> Exercise prompt:
Show all lines from the records below in which the string "filter" is present.

> Web page and app entries:
- Opening Delimiter -
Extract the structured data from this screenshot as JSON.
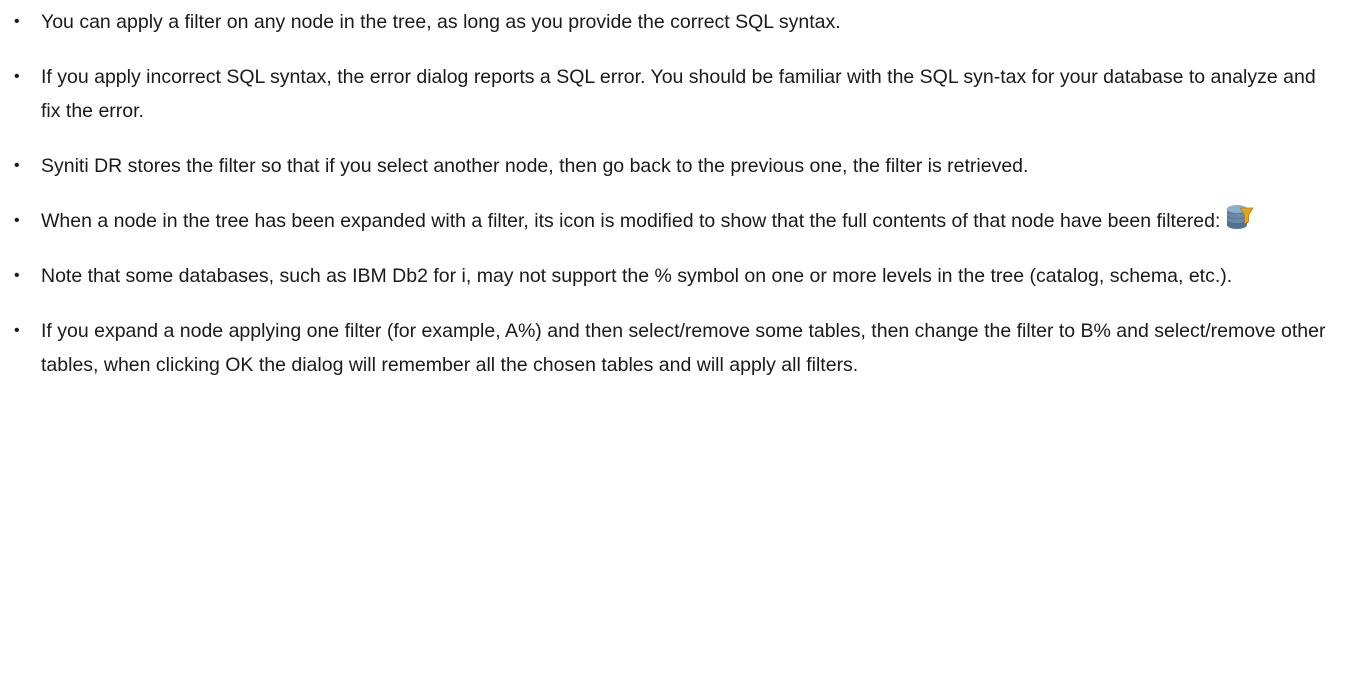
{
  "notes": {
    "items": [
      {
        "text": "You can apply a filter on any node in the tree, as long as you provide the correct SQL syntax."
      },
      {
        "text": "If you apply incorrect SQL syntax, the error dialog reports a SQL error. You should be familiar with the SQL syn-tax for your database to analyze and fix the error."
      },
      {
        "text": "Syniti DR stores the filter so that if you select another node, then go back to the previous one, the filter is retrieved."
      },
      {
        "text": "When a node in the tree has been expanded with a filter, its icon is modified to show that the full contents of that node have been filtered:",
        "icon": "database-filter-icon"
      },
      {
        "text": "Note that some databases, such as IBM Db2 for i, may not support the % symbol on one or more levels in the tree (catalog, schema, etc.)."
      },
      {
        "text": "If you expand a node applying one filter (for example, A%) and then select/remove some tables, then change the filter to B% and select/remove other tables, when clicking OK the dialog will remember all the chosen tables and will apply all filters."
      }
    ]
  },
  "colors": {
    "text": "#1a1a1a",
    "icon_db_top": "#7a9ab8",
    "icon_db_body": "#4f7394",
    "icon_funnel": "#e8a31c"
  }
}
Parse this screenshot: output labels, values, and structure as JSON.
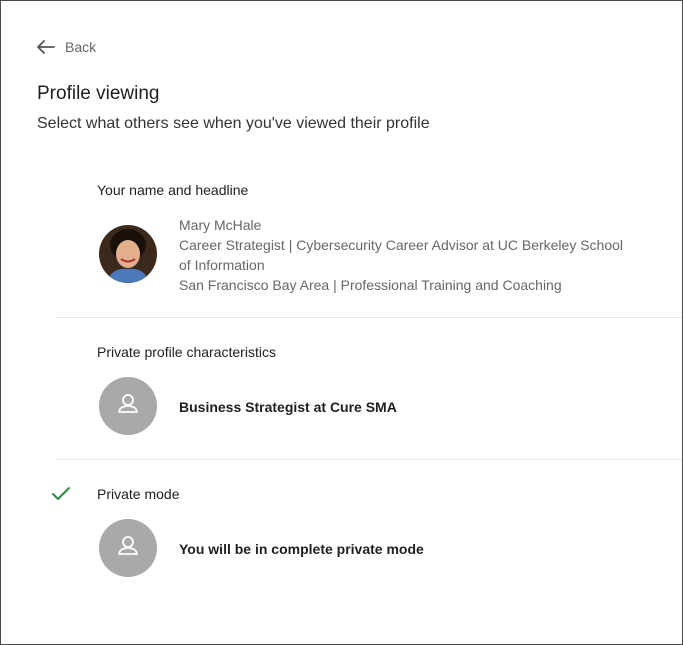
{
  "header": {
    "back_label": "Back",
    "title": "Profile viewing",
    "subtitle": "Select what others see when you've viewed their profile"
  },
  "options": [
    {
      "title": "Your name and headline",
      "name": "Mary McHale",
      "headline_line1": "Career Strategist | Cybersecurity Career Advisor at UC Berkeley School",
      "headline_line2": "of Information",
      "location": "San Francisco Bay Area | Professional Training and Coaching",
      "selected": false
    },
    {
      "title": "Private profile characteristics",
      "description": "Business Strategist at Cure SMA",
      "selected": false
    },
    {
      "title": "Private mode",
      "description": "You will be in complete private mode",
      "selected": true
    }
  ],
  "colors": {
    "check": "#2f8a4a",
    "avatar_placeholder": "#a7a9ab",
    "divider": "#e6e6e6"
  }
}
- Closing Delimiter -
> Written answer:
        "text": "You can apply a filter on any node in the tree, as long as you provide the correct SQL syntax."
        "text": "Syniti DR stores the filter so that if you select another node, then go back to the previous one, the filter is retrieved."
        "text": "When a node in the tree has been expanded with a filter, its icon is modified to show that the full contents of that node have been filtered:",
        "icon": "database-filter-icon"
        "text": "If you expand a node applying one filter (for example, A%) and then select/remove some tables, then change the filter to B% and select/remove other tables, when clicking OK the dialog will remember all the chosen tables and will apply all filters."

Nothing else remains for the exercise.